Catherine, meanwhile, has to process Jonathan’s desertion. She isn’t sure she wants to be attracted to Joe, but she is. In the early stages of their relationship, she realizes that he’s quite handsome. He’s steady and strong, and when he holds her, he holds her – physically, emotionally, completely.
But Joe conceals something. His brother Michael’s wife, Margaret, continues to pursue him, despite his clear rejection of her. Her attraction to him causes him no end of troubles, the least of which comes from Della.
He put his face in his hands. He was so tired. Life was so simple to Michael. If one was faced with the possibility of some kind of relationship, all one had to do was “check it out.” Michael didn’t see the consequences of that simplistic approach any more than he’d seen the consequences of marrying a hungry woman like Margaret. Joe didn’t want his life any more unsettled than it already was. Della had always rebelled against even the idea of someone taking her mother’s place. He was sure that it was Della who resurrected the old photograph of him and Lisa and put it back on the mantel, just as he was sure that it had been done for Catherine’s benefit. God knows he had enough to worry about with Fritz. He didn’t want to have to deal with Della, too, particularly when there was no real reason for her to be concerned. Catherine Holben had given no indication that she was interested in anything other than Fritz and, unless he took the initiative, he’d never have to see her again. Even if he took Fritz to visit the gnomes, he could do it without seeing Catherine. It wasn’t too late. He could hold back, and she would be out of his life. Then he could just go on as he had before.
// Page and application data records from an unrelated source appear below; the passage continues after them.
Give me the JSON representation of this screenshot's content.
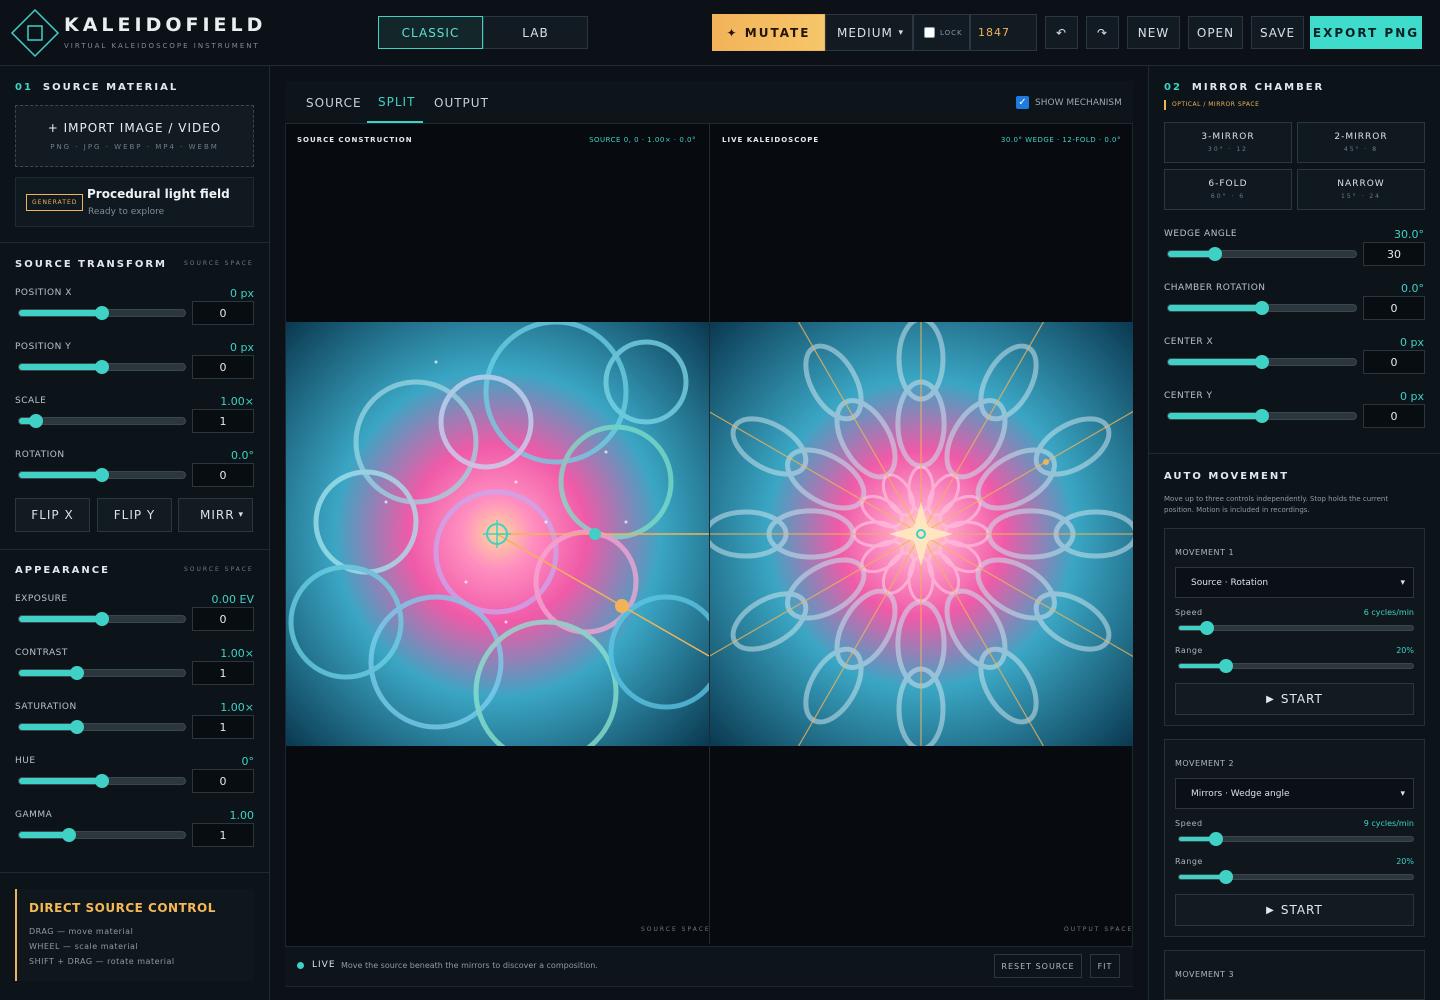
{
  "app": {
    "title": "KALEIDOFIELD",
    "subtitle": "VIRTUAL KALEIDOSCOPE INSTRUMENT"
  },
  "toolbar": {
    "mode_classic": "CLASSIC",
    "mode_lab": "LAB",
    "mutate": "✦ MUTATE",
    "level": "MEDIUM",
    "lock": "LOCK",
    "seed": "1847",
    "undo": "↶",
    "redo": "↷",
    "new": "NEW",
    "open": "OPEN",
    "save": "SAVE",
    "export": "EXPORT PNG"
  },
  "left": {
    "source_num": "01",
    "source_title": "SOURCE MATERIAL",
    "import_title": "+ IMPORT IMAGE / VIDEO",
    "import_formats": "PNG · JPG · WEBP · MP4 · WEBM",
    "generated_badge": "GENERATED",
    "source_name": "Procedural light field",
    "source_status": "Ready to explore",
    "transform_title": "SOURCE TRANSFORM",
    "transform_tag": "SOURCE SPACE",
    "transform": [
      {
        "label": "POSITION X",
        "value": "0 px",
        "input": "0",
        "fraction": 0.5
      },
      {
        "label": "POSITION Y",
        "value": "0 px",
        "input": "0",
        "fraction": 0.5
      },
      {
        "label": "SCALE",
        "value": "1.00×",
        "input": "1",
        "fraction": 0.1
      },
      {
        "label": "ROTATION",
        "value": "0.0°",
        "input": "0",
        "fraction": 0.5
      }
    ],
    "flip_x": "FLIP X",
    "flip_y": "FLIP Y",
    "mirror_select": "MIRR",
    "appearance_title": "APPEARANCE",
    "appearance_tag": "SOURCE SPACE",
    "appearance": [
      {
        "label": "EXPOSURE",
        "value": "0.00 EV",
        "input": "0",
        "fraction": 0.5
      },
      {
        "label": "CONTRAST",
        "value": "1.00×",
        "input": "1",
        "fraction": 0.35
      },
      {
        "label": "SATURATION",
        "value": "1.00×",
        "input": "1",
        "fraction": 0.35
      },
      {
        "label": "HUE",
        "value": "0°",
        "input": "0",
        "fraction": 0.5
      },
      {
        "label": "GAMMA",
        "value": "1.00",
        "input": "1",
        "fraction": 0.3
      }
    ],
    "direct_title": "DIRECT SOURCE CONTROL",
    "direct_lines": [
      "DRAG — move material",
      "WHEEL — scale material",
      "SHIFT + DRAG — rotate material"
    ]
  },
  "center": {
    "tabs": [
      "SOURCE",
      "SPLIT",
      "OUTPUT"
    ],
    "show_mechanism": "SHOW MECHANISM",
    "left_header": "SOURCE CONSTRUCTION",
    "left_info": "SOURCE 0, 0 · 1.00× · 0.0°",
    "right_header": "LIVE KALEIDOSCOPE",
    "right_info": "30.0° WEDGE · 12-FOLD · 0.0°",
    "left_space": "SOURCE SPACE",
    "right_space": "OUTPUT SPACE",
    "live_label": "LIVE",
    "live_text": "Move the source beneath the mirrors to discover a composition.",
    "reset_source": "RESET SOURCE",
    "fit": "FIT"
  },
  "right": {
    "chamber_num": "02",
    "chamber_title": "MIRROR CHAMBER",
    "chamber_tag": "OPTICAL / MIRROR SPACE",
    "presets": [
      {
        "name": "3-MIRROR",
        "spec": "30° · 12"
      },
      {
        "name": "2-MIRROR",
        "spec": "45° · 8"
      },
      {
        "name": "6-FOLD",
        "spec": "60° · 6"
      },
      {
        "name": "NARROW",
        "spec": "15° · 24"
      }
    ],
    "controls": [
      {
        "label": "WEDGE ANGLE",
        "value": "30.0°",
        "input": "30",
        "fraction": 0.25
      },
      {
        "label": "CHAMBER ROTATION",
        "value": "0.0°",
        "input": "0",
        "fraction": 0.5
      },
      {
        "label": "CENTER X",
        "value": "0 px",
        "input": "0",
        "fraction": 0.5
      },
      {
        "label": "CENTER Y",
        "value": "0 px",
        "input": "0",
        "fraction": 0.5
      }
    ],
    "auto_title": "AUTO MOVEMENT",
    "auto_desc": "Move up to three controls independently. Stop holds the current position. Motion is included in recordings.",
    "movements": [
      {
        "title": "MOVEMENT 1",
        "target": "Source · Rotation",
        "speed_label": "Speed",
        "speed": "6 cycles/min",
        "speed_fraction": 0.12,
        "range_label": "Range",
        "range": "20%",
        "range_fraction": 0.2,
        "start": "START"
      },
      {
        "title": "MOVEMENT 2",
        "target": "Mirrors · Wedge angle",
        "speed_label": "Speed",
        "speed": "9 cycles/min",
        "speed_fraction": 0.16,
        "range_label": "Range",
        "range": "20%",
        "range_fraction": 0.2,
        "start": "START"
      },
      {
        "title": "MOVEMENT 3"
      }
    ]
  },
  "colors": {
    "accent": "#3fd1c6",
    "warm": "#f0b35a",
    "bg": "#0b1116"
  }
}
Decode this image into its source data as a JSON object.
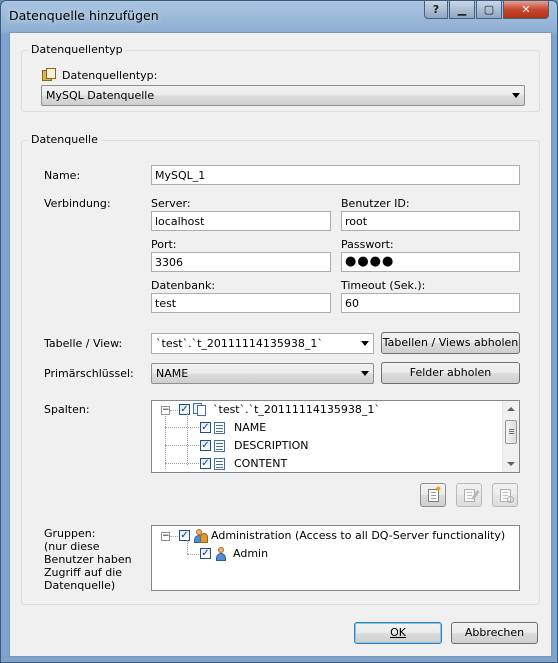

They resist each other, Joe and Catherine, but their attraction to each other is intense and deep. Just as Joe prefers to avoid another complication in his already over-complicated life, so Catherine would like to forget about Joe.
Her panic had nothing to do with the cookout per se. It had to do with Joe D’Amaro. Her recovery from her recent emotional trauma was now no doubt complete. He was on her mind; she couldn’t keep from wondering about him and his children and the dead wife of whom he didn’t speak. And it scared her to death.
She spent the rest of the weekend mentally making excuses not go to, only to have them all wiped out by the reassertion of the poignant image of Fritz D’Amaro’s little face.
“I’ve done something stupid,” she told Pat Bauer before her math class on Monday. She hadn’t meant to say anything because it was only a cookout and because she thought Pat wasn’t feeling well.
“Oh, good,” Pat said. “I was really getting tired of being the only one.”
They come together because of the gnomes and Fritz, but nothing afterwards is easy, and that’s what makes Promise Me a Rainbow so delightful. We know Joe and Catherine belong together, but we also know that these two have to clean up their messy emotional states and, in Joe’s case, their families.
If you’re looking for some sexy times, there are a few. The love scenes are not graphic in terms of the physical act, they are in terms of the emotional. Joe and Catherine enjoy some pillow talk, but as with everything about these two, it isn’t typical or easy.
Promise Me a Rainbow is as entertaining and lovely a read as I’ve had in a while. Please give this sweet little book a chance. It is a pleasant, enjoyable surprise.
Published by Bell Bridge Books and available on Amazon.com.
Thanks to NetGalley for the preview.